#### ASSIGNED TASK:
Return, from the lines below, each one that includes the word "answer".
-- DATA EXTRACT follows --
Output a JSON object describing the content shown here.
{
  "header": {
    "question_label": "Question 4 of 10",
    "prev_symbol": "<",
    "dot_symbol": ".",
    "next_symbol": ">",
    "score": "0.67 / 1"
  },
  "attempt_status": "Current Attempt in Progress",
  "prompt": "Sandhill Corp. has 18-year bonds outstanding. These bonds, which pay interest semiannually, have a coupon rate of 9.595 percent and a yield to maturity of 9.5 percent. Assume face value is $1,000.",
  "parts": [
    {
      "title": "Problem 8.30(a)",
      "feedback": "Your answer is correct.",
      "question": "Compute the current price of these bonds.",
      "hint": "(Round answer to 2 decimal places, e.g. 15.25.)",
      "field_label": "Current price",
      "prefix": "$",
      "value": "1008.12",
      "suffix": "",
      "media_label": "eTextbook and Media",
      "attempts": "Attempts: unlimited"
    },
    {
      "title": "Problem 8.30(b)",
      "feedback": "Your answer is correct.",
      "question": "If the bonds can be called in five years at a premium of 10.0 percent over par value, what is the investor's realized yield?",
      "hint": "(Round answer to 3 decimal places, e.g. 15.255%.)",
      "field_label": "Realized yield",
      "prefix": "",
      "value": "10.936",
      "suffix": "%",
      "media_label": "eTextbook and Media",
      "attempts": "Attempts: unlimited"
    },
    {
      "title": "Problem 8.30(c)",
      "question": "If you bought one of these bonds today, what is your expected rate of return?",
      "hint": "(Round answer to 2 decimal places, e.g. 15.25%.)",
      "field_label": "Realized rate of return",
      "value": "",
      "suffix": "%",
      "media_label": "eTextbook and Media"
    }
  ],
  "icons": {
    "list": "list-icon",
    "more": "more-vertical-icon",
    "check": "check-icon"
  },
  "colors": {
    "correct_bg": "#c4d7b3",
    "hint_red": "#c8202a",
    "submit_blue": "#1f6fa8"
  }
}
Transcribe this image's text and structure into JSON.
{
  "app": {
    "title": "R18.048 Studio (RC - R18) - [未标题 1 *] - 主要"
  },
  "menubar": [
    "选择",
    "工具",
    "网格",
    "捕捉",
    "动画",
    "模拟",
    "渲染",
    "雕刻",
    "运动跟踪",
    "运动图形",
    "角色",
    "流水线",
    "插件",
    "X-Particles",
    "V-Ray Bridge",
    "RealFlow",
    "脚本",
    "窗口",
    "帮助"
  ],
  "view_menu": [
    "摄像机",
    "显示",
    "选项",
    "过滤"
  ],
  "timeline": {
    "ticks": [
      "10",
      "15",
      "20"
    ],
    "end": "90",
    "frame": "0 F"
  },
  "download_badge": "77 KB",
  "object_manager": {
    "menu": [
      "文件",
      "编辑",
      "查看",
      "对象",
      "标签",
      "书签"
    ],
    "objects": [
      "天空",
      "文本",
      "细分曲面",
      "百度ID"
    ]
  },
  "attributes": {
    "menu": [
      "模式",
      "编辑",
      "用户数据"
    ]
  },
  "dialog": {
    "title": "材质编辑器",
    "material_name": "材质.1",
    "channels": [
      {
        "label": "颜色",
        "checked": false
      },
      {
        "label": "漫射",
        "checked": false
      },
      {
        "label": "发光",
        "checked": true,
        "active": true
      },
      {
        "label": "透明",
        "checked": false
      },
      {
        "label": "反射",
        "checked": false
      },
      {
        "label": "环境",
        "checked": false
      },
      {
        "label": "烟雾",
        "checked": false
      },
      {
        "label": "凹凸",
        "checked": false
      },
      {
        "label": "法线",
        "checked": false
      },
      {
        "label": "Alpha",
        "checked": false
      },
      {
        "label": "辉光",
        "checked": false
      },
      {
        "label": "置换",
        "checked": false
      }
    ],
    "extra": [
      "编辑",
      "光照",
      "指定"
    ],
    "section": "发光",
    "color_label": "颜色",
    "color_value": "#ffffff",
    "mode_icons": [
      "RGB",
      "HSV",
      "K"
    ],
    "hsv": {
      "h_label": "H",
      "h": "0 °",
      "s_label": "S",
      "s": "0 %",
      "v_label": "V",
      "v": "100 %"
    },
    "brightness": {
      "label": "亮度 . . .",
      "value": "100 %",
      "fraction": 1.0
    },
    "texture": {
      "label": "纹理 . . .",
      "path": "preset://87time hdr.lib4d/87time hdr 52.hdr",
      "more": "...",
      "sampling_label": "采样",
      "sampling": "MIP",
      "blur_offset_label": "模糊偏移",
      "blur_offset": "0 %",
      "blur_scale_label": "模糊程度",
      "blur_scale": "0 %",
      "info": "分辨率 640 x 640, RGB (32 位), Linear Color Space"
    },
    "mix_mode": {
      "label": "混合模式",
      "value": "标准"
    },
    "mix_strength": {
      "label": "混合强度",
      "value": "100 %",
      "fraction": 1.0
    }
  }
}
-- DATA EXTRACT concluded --
#### RESPONSE FOR THIS EXERCISE:
      "feedback": "Your answer is correct.",
      "hint": "(Round answer to 2 decimal places, e.g. 15.25.)",
      "feedback": "Your answer is correct.",
      "hint": "(Round answer to 3 decimal places, e.g. 15.255%.)",
      "hint": "(Round answer to 2 decimal places, e.g. 15.25%.)",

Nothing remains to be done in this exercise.